The Shrill carder bee (Bombus sylvarum) is one of the UK’s most threatened bumblebee species. Changes in agricultural and land management practices and more recently direct losses to housing and industry have led to major declines of this once common species. Having been widespread across southern Britain, its modern range has contracted to just five populations, three in Wales and two in England. Two of these populations are large and appear to be stable (though threatened by development), but others are now small and declining. A Shrill carder bee Conservation Strategy 2020-2030 has been produced by BBCT, Buglife, RSPB, Natural England, NRW, BWARS & the IUCN, endorsed by 26 organisations. All partners are committed to delivering the urgent, co-ordinated and strategic approach needed over the next 10 years, to ensure this iconic bee not only survives – but again thrives. Conservation efforts are focused at landscape-scale, in areas around the surviving populations. There is a great need for research to support these efforts. In particular genetic analyses to estimate population sizes, foraging ranges, and pollen choices would be extremely helpful to inform conservation priorities.
Project summary : 
This project will work in partnership with the Bumblebee Conservation Trust to derive research questions and hypotheses directly related to the conservation strategy for Bombus sylvarum. Clear research gaps identified for the species include: i) understanding the genetic structure of the species’ populations at UK and European level, and determining the level of inbreeding pressure. Bumblebees are particularly vulnerable to population impacts of low genetic diversity, because it leads to the production of diploid males instead of females; ii) modelling future changes in the climate envelope for the species across north-west Europe; iii) ecological requirements, including foraging choices and use of habitats at landscape scale, particularly in relation to habitat fragmentation; iv) impacts of pesticides and pathogens on the Shrill Carder bee.
What will the student do?: 
The project will involve a combination of field work, laboratory work and computer modelling. Field sites will be in England, Wales and potentially mainland Europe. It is likely that the project will focus on a subset of the research needs identified above, according to the students’ interest. As a member of the subgenus Thoracobombus, Bombus sylvarum is a ‘pocket-maker’, in which the workers do not individually feed the larvae, so it is very unlikely to be possible to rear this species in laboratory conditions. Given this, and the conservation status of the species, field methods for studies of the shrill carder bee will focus on non-lethal sampling, including pollen loads, tarsal clips for genetic analysis, and faecal or vomit samples for pathogen load and pesticide exposure. The student will conduct field surveys to map flowering plant and nesting resources at landscape scale, develop a species distribution model for Bombus sylvarum to predict responses to future land use and climate change, and use genetics to explore population genetic structure, estimate and map nest density, estimate levels of inbreeding, and quantify the plant species found in pollen loads.
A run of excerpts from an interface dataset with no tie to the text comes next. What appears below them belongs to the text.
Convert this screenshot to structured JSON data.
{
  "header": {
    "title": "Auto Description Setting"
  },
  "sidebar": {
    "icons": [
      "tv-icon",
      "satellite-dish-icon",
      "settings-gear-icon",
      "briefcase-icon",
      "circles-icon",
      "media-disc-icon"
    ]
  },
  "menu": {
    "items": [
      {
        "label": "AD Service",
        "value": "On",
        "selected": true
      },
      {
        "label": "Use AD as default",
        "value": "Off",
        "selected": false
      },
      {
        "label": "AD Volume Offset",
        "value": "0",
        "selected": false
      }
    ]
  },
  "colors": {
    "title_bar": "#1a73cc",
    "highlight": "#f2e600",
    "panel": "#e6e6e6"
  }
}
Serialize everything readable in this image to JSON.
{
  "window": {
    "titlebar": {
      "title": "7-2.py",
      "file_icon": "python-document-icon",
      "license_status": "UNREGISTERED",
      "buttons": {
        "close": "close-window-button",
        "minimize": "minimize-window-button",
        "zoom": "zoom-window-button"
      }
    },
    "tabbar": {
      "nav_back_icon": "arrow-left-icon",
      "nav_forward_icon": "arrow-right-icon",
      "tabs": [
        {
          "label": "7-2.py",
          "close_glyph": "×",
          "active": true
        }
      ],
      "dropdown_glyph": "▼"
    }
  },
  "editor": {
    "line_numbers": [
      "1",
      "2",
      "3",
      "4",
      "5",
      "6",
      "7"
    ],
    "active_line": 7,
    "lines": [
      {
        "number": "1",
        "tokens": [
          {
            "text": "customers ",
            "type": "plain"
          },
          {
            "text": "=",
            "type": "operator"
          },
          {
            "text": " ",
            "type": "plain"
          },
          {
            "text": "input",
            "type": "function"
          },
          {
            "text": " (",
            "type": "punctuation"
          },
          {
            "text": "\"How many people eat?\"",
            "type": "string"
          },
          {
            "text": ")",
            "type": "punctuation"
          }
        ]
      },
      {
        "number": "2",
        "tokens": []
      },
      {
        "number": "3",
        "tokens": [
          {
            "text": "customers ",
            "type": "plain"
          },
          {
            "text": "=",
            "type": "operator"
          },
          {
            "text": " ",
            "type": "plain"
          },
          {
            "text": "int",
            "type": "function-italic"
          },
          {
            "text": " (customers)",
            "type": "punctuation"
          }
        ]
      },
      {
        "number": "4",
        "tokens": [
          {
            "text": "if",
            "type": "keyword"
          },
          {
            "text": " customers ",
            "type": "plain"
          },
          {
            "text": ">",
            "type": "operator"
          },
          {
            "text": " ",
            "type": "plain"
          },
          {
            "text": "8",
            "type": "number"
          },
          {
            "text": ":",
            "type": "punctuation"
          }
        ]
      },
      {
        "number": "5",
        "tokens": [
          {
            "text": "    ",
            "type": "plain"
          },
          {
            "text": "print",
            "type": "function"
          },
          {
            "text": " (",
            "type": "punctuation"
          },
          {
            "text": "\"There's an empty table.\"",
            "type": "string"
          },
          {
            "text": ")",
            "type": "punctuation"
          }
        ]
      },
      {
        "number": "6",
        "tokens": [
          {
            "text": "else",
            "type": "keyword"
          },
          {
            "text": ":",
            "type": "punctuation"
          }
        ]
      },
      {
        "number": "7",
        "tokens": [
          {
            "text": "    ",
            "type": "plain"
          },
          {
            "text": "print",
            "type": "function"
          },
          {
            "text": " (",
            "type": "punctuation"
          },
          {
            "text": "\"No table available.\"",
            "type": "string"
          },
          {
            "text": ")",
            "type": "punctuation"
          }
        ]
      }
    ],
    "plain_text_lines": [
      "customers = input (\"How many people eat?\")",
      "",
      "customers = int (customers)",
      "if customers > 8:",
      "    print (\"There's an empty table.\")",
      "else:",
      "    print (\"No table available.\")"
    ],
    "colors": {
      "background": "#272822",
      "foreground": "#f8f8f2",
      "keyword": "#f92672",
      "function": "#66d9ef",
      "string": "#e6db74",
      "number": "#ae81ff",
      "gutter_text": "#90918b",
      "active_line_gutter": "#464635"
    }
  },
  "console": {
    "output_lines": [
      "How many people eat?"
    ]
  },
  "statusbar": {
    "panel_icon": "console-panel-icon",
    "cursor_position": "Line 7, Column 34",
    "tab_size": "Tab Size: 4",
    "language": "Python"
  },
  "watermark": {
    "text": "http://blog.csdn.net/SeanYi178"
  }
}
References - references should provide further reading about the project: 
Page, S., Lynch S., Wilkins, V. and Cartwright, B. 2020. A Conservation Strategy for the Shrill carder bee Bombus sylvarum in England and Wales, 2020–2030: Bumblebee Conservation Trust, Stirling, Scotland UK.
Ellis, J. S., Knight, M. E., Darvill, B., & Goulson, D. 2006. Extremely low effective population sizes, genetic structuring and reduced genetic diversity in a threatened bumblebee species, Bombus sylvarum (Hymenoptera : Apidae). Molecular Ecology, 15(14), 4375-4386. doi:10.1111/j.1365-294X.2006.03121.x
Williams, P. H., Araújo, M. B., & Rasmont, P. 2007. Can vulnerability among British bumblebee (Bombus) species be explained by niche position and breadth? Biological Conservation, 138(3), 493-505. doi:
You can find out about applying for this project on the Department of Zoology page.
Dr Lynn Dicks